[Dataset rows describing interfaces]
■ ■ ■

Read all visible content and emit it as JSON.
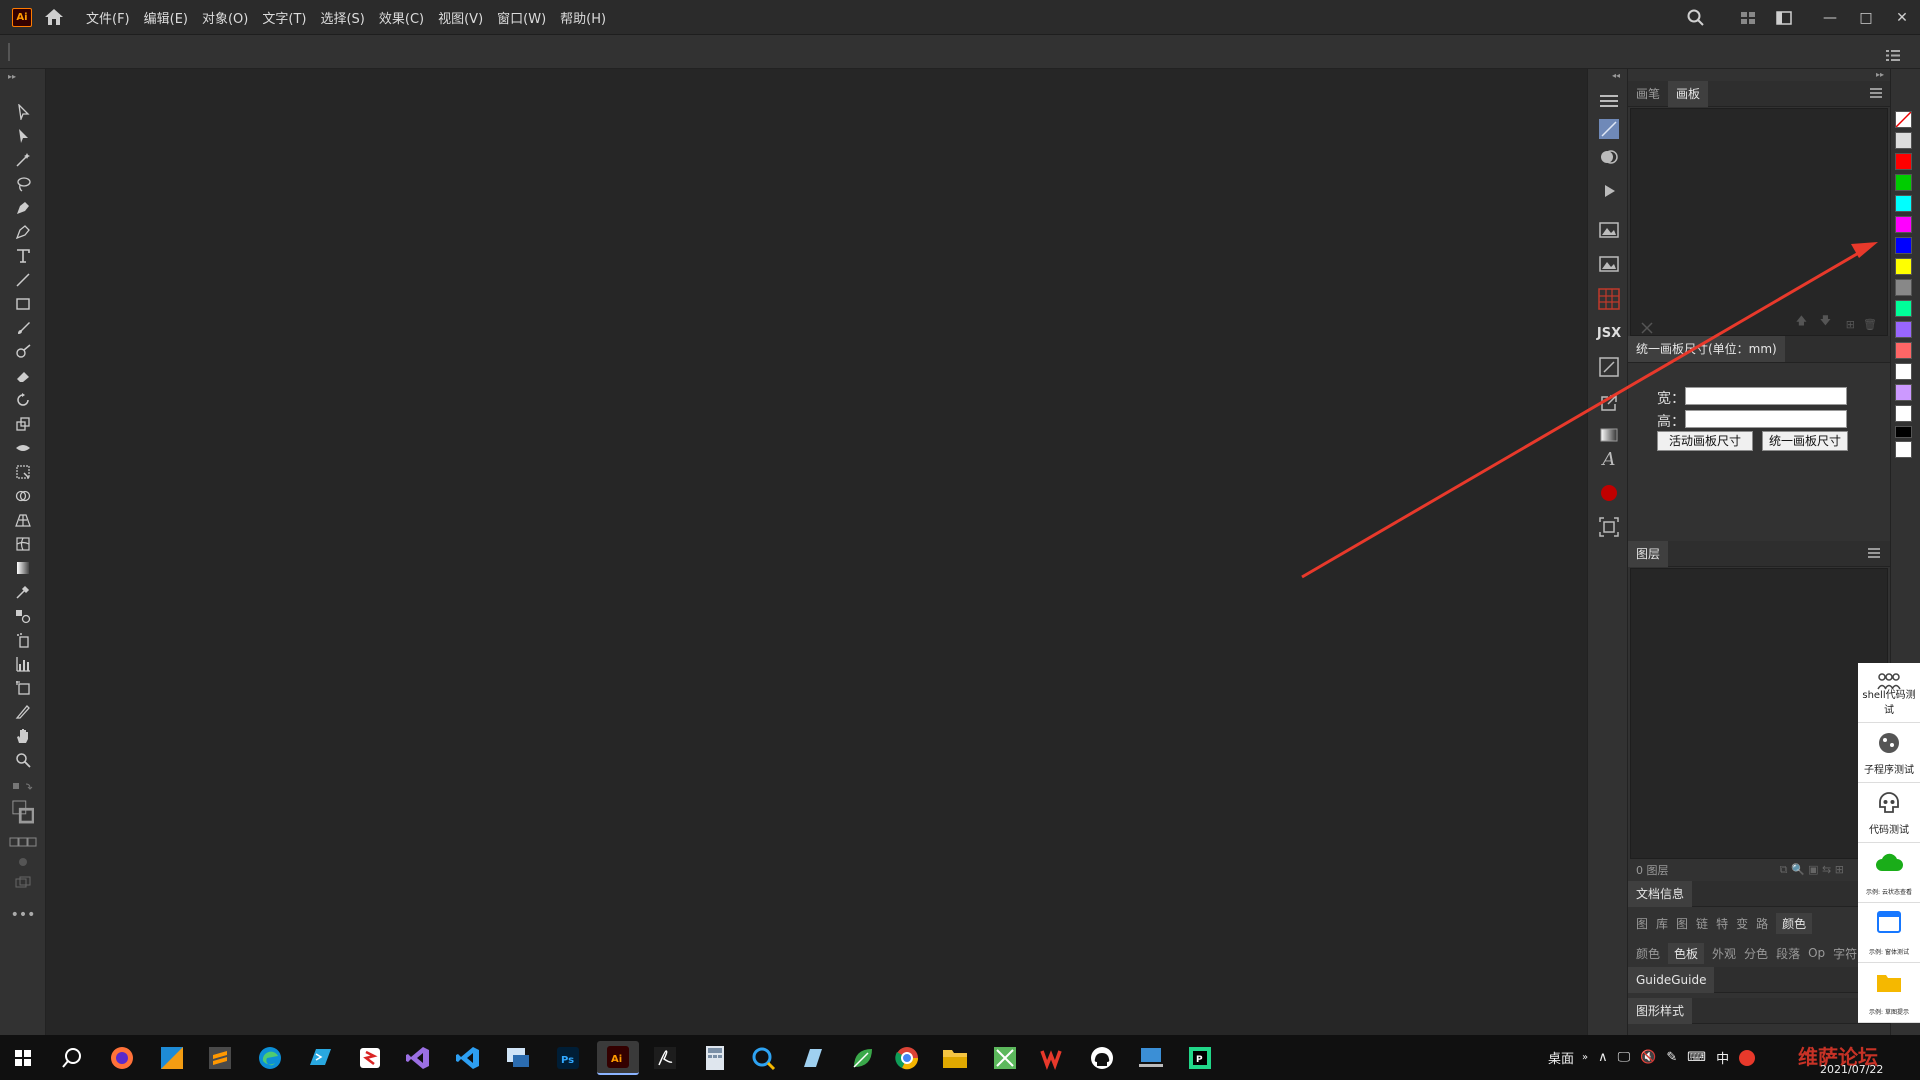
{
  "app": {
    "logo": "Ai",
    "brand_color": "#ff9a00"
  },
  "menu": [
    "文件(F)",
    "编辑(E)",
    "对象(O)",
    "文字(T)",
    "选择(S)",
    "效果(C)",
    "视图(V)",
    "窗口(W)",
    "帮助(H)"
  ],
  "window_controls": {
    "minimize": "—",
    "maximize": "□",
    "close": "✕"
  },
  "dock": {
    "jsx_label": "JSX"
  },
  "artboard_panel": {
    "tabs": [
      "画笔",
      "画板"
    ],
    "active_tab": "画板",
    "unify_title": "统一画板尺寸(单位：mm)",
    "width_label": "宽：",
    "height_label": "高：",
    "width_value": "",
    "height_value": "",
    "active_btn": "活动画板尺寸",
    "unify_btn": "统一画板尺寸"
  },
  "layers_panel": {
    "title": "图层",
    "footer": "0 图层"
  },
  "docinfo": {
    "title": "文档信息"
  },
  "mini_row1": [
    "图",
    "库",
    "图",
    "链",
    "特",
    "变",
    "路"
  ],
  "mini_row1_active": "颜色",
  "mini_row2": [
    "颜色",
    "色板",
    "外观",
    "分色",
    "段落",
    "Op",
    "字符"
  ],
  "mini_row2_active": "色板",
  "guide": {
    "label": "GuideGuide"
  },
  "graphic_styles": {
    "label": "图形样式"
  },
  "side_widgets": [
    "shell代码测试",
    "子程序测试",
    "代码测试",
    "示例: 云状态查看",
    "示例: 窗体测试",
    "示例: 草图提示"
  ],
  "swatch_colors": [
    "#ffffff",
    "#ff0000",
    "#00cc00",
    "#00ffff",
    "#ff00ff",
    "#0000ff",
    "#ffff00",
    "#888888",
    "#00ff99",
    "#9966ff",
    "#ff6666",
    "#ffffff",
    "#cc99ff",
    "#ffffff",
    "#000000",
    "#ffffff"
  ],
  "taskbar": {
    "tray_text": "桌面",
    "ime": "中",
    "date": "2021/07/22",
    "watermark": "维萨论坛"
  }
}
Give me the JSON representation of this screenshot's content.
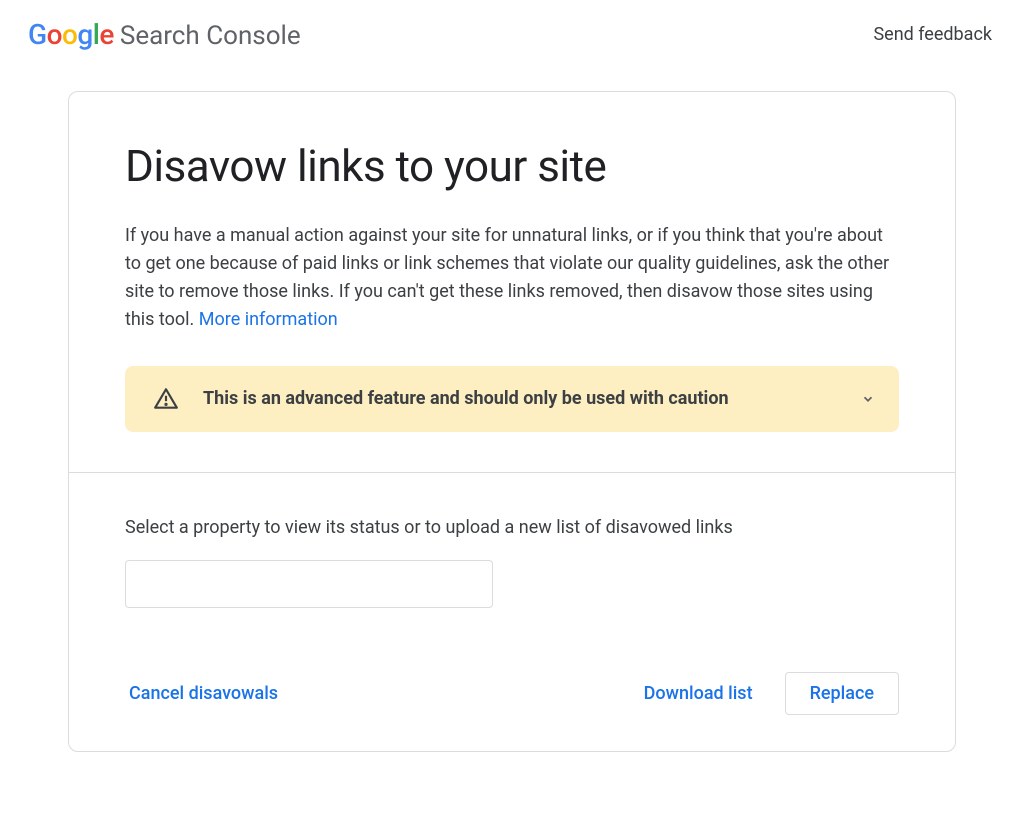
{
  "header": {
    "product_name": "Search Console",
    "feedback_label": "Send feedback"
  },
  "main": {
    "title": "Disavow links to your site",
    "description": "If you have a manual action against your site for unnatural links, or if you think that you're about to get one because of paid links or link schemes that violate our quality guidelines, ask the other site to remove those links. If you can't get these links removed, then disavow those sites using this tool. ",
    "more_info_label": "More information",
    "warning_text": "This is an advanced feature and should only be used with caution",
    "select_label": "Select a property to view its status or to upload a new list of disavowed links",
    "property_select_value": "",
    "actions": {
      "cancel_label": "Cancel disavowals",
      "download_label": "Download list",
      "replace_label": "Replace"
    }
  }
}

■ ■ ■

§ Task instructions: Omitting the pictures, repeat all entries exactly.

§ Your solution:
Read all visible content and emit it as JSON.
{
  "app": {
    "logo": "Ai",
    "brand_color": "#ff9a00"
  },
  "menu": [
    "文件(F)",
    "编辑(E)",
    "对象(O)",
    "文字(T)",
    "选择(S)",
    "效果(C)",
    "视图(V)",
    "窗口(W)",
    "帮助(H)"
  ],
  "window_controls": {
    "minimize": "—",
    "maximize": "□",
    "close": "✕"
  },
  "dock": {
    "jsx_label": "JSX"
  },
  "artboard_panel": {
    "tabs": [
      "画笔",
      "画板"
    ],
    "active_tab": "画板",
    "unify_title": "统一画板尺寸(单位：mm)",
    "width_label": "宽：",
    "height_label": "高：",
    "width_value": "",
    "height_value": "",
    "active_btn": "活动画板尺寸",
    "unify_btn": "统一画板尺寸"
  },
  "layers_panel": {
    "title": "图层",
    "footer": "0 图层"
  },
  "docinfo": {
    "title": "文档信息"
  },
  "mini_row1": [
    "图",
    "库",
    "图",
    "链",
    "特",
    "变",
    "路"
  ],
  "mini_row1_active": "颜色",
  "mini_row2": [
    "颜色",
    "色板",
    "外观",
    "分色",
    "段落",
    "Op",
    "字符"
  ],
  "mini_row2_active": "色板",
  "guide": {
    "label": "GuideGuide"
  },
  "graphic_styles": {
    "label": "图形样式"
  },
  "side_widgets": [
    "shell代码测试",
    "子程序测试",
    "代码测试",
    "示例: 云状态查看",
    "示例: 窗体测试",
    "示例: 草图提示"
  ],
  "swatch_colors": [
    "#ffffff",
    "#ff0000",
    "#00cc00",
    "#00ffff",
    "#ff00ff",
    "#0000ff",
    "#ffff00",
    "#888888",
    "#00ff99",
    "#9966ff",
    "#ff6666",
    "#ffffff",
    "#cc99ff",
    "#ffffff",
    "#000000",
    "#ffffff"
  ],
  "taskbar": {
    "tray_text": "桌面",
    "ime": "中",
    "date": "2021/07/22",
    "watermark": "维萨论坛"
  }
}
Give me the JSON representation of this screenshot's content.
{
  "header": {
    "product_name": "Search Console",
    "feedback_label": "Send feedback"
  },
  "main": {
    "title": "Disavow links to your site",
    "description": "If you have a manual action against your site for unnatural links, or if you think that you're about to get one because of paid links or link schemes that violate our quality guidelines, ask the other site to remove those links. If you can't get these links removed, then disavow those sites using this tool. ",
    "more_info_label": "More information",
    "warning_text": "This is an advanced feature and should only be used with caution",
    "select_label": "Select a property to view its status or to upload a new list of disavowed links",
    "property_select_value": "",
    "actions": {
      "cancel_label": "Cancel disavowals",
      "download_label": "Download list",
      "replace_label": "Replace"
    }
  }
}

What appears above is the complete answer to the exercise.